Posted at 03.09.2020 | | in Berlin Real Estate Talk
Buying property in times of COVID 19 and Berlin rent cap
10th Live Event | Meet the Expert
In our live chat, the two managing directors of Black Label Properties will answer your questions on the subject of “purchase price developments in Germany”. They provide information on current house and apartment prices, highlight developments and trends on the real estate market in 2020 and provide an overview of regional changes.
The Berlin real estate market is under pressure. What exactly did the two managing directors observe in the last 8 months? What effects does the rent cap have on the willingness to invest in Berlin? Are there new buyer groups or different seller groups? Are there winners and losers in the crisis? Is there a crisis at all? Isn’t renting much better than buying by now?
If you intend to sell or buy a property in the near future – or are generally
interested – then you shouldn’t miss our 10th Berlin Real Estate Talk.
Interview with the expert: Mr. Andreas Müller
Andreas Müller is the managing director of BLP Investemts GmbH. For 30 years he has been advising and supporting buyers and sellers of real estate. He guides them from the certified market value analysis to the notarization of the purchase contract.
What did you observe on the real estate market in the last 8 months?
It was a big shock of course, especially in April and March we were quite nervous because we didn’t know what was going to happen with the pandemic and with the prices here in Germany, but we were quite lucky. The German economy actually performed much better than we had feared, what the government did to the German economy was fantastic, they’ve supported most of the local businesses.
When we’re looking on property prices here in Berlin, what we have seen is more or less caused by the rent ceiling, which already happened last year. A lot of our investors have decided not to buy in Berlin anymore, because of the rent ceiling, because they are really scared of what the local government might come up with next. However, this only applies to old buildings. The new buildings are actually going through the roof in terms of pricing. We have seen a massive price increase on the new build here in Berlin even during the corona crisis property prices are still growing, although not as much as we have seen in the last couple of years but at least the market is stable and growing.
What effects does the rent cap have on the willingness to invest in Berlin?
The rent cap is much more important for investors than the pandemic. The reasons for the investors to purchase in Berlin are safety and security. The new regulation is now basically taking away potential profits, which weren’t that high to begin, most of them are happy with 2-3% return. People are looking for safety and stability quite similar to a savings account. We have the 10-year tax advantage so if you hold the property for 10 years or longer you will not pay any income tax here in Germany that the status quo as of today, so to answer your question yes, the rent ceiling has an impact especially when we’re looking at old buildings, according to law that is everything that has been built before 2014. It does not affect the new build, however there are a lot of developers who have decided not to invest in Berlin at the moment which means, that the supply is lower, but the demand stays the same.
Isn’t renting much better than buying by now?

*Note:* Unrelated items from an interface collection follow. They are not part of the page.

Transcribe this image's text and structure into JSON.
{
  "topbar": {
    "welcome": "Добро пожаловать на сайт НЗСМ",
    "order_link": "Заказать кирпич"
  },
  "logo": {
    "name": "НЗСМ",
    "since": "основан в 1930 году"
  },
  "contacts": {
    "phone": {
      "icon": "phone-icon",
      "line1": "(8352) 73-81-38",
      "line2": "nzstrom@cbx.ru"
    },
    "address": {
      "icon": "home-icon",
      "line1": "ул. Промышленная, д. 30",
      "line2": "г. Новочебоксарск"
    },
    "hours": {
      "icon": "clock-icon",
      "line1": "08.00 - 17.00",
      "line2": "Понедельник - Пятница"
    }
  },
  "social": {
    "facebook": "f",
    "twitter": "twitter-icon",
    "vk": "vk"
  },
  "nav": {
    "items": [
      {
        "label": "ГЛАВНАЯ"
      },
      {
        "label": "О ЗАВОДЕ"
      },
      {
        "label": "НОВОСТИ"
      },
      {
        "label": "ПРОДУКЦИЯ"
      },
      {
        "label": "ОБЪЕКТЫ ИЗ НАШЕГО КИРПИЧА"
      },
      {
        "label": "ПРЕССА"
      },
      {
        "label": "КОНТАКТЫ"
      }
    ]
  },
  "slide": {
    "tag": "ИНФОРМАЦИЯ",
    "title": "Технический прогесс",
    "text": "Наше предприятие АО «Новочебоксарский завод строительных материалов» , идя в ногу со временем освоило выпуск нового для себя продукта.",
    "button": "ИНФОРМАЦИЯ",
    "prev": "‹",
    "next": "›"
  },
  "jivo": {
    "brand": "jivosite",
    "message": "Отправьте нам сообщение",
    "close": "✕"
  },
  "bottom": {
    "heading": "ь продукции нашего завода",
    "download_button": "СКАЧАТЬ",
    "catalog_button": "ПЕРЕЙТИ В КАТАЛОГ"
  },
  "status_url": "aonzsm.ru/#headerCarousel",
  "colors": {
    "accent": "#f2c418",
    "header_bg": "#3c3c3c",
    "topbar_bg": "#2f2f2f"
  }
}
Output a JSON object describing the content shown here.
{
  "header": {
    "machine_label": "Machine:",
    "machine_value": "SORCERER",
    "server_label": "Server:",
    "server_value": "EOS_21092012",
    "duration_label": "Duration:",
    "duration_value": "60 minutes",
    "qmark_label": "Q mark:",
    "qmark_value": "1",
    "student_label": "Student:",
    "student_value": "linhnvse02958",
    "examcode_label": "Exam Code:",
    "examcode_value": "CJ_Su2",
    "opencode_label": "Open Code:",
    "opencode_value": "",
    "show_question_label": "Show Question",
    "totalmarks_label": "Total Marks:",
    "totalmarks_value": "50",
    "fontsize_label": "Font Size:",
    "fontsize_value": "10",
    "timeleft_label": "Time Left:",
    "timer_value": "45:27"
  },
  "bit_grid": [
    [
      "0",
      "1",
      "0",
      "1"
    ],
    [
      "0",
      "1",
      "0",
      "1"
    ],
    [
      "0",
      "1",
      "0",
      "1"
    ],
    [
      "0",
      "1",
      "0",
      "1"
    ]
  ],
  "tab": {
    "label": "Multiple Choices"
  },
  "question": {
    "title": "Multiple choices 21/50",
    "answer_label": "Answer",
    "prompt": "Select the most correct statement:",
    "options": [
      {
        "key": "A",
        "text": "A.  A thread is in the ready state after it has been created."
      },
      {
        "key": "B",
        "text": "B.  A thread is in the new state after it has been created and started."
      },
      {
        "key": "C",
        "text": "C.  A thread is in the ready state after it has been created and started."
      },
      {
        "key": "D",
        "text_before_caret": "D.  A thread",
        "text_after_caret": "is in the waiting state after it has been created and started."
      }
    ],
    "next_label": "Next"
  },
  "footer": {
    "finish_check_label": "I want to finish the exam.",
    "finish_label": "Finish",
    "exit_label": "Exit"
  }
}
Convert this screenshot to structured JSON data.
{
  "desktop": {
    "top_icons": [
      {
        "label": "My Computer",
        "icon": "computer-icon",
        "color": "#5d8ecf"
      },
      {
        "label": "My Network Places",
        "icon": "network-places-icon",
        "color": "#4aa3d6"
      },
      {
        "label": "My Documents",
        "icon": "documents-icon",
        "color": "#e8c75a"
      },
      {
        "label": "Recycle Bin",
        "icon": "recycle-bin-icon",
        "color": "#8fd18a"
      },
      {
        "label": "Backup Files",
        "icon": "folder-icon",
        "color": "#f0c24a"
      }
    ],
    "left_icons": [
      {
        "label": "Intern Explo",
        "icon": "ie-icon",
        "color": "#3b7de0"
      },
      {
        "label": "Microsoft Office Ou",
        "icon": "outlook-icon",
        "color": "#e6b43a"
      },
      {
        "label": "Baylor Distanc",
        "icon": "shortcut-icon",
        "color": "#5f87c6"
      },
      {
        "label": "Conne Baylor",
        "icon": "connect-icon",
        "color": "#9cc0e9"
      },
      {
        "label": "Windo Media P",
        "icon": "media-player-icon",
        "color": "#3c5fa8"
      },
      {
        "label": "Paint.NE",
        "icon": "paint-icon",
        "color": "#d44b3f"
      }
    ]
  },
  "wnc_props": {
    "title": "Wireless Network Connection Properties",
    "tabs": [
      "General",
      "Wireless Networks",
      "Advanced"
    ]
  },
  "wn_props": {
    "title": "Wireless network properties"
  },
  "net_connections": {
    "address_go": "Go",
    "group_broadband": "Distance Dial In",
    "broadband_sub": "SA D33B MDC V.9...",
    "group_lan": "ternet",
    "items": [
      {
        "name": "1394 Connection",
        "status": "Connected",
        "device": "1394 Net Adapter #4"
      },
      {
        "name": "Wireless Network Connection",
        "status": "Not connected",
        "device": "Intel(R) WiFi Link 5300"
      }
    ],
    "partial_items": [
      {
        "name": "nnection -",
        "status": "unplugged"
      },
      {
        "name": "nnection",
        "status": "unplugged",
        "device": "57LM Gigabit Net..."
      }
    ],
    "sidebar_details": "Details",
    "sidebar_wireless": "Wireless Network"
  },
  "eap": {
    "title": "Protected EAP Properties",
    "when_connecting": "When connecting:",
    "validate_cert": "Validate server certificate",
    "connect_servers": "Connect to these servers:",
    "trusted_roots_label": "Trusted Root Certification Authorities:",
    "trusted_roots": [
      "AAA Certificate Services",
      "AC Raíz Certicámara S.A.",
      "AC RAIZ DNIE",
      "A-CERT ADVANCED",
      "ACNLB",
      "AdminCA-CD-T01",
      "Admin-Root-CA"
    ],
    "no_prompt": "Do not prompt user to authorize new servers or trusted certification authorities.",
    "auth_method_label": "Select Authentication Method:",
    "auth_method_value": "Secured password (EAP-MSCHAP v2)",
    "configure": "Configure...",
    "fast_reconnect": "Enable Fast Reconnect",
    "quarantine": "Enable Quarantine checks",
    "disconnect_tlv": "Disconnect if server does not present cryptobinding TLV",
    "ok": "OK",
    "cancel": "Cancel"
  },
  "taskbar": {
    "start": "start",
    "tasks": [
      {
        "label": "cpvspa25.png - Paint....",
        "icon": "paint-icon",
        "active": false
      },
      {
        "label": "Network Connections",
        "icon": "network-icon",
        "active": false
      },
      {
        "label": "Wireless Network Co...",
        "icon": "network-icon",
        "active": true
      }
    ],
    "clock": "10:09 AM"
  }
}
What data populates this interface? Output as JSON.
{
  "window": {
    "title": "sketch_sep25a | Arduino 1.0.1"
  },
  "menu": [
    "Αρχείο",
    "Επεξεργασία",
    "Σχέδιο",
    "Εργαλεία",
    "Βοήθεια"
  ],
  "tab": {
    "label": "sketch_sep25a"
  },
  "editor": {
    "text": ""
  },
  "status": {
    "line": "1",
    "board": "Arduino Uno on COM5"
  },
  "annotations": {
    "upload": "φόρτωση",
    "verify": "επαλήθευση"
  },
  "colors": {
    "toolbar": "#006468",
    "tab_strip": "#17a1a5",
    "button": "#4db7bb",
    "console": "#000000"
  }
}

Generally speaking, yes, but it depends on what you’re looking for in the future. Especially in big cities where the market is stable, if you want a save investment buying a property is a pretty good choice. If you want to stay somewhere for just a short period of time of course renting is a better option. However, renting is almost always more expensive in the long run. The Germans are sometimes a bit strange when it comes to renting, because they tend to rent an apartment their entire life rather than to buy it and, in the end, they could have bought it 3-4 times with the rent they have paid. So, buying is still cheaper than renting in general terms.
How are the prices developing in the apartment market in Berlin in 2020?
Firstly, you have to differentiate between buying a property where you want to live in and buying a property as a capital investment. Like I said, with capital investments you have to differentiate between a new built and an old built because of the rent ceiling but we have seen fantastic capital investments in the last couple of years. Anything that’s a new build or funnily enough tenanted apartments. Tenanted apartments or rather apartments where the tenant is protected by the German law, which is very strict, are still very cheap today. In those cases you have to keep the tenant but in return the property is much cheaper than the same property would be if it was vacant.
Could we have a potential oversupply of apartments and under supply of larger family housing with garden space.
What most people are looking for, are nice apartments where they have enough space, a garden or a balcony and ideally in the city centre. This, of course, is very rare and you have to pay a fortune. The prices for this kind of apartment continue to go up, which is great for the people who own them but only very few people can now afford them. So that’s a big issue. What those people are doing, especially when they are living in a small apartment, is, that they either rent out or sell their apartment and move to other areas. Since it is getting more and more popular to work from home, they can live outside the city centre and commute to their job maybe twice a week. We have seen that in other big cities in the world like New York, London, Paris, Madrid, Rome and I think this trend is also happening here Berlin. A lot of our properties are not in the city centre of Berlin, which is something many of our international investors are not really looking at and I think that’s a mistake. Properties in the outskirts of Berlin or in other areas here in Germany for example in Leipzig are much cheaper and there is a higher potential of growth because there are simply more people who can afford to buy these kinds of apartments and houses.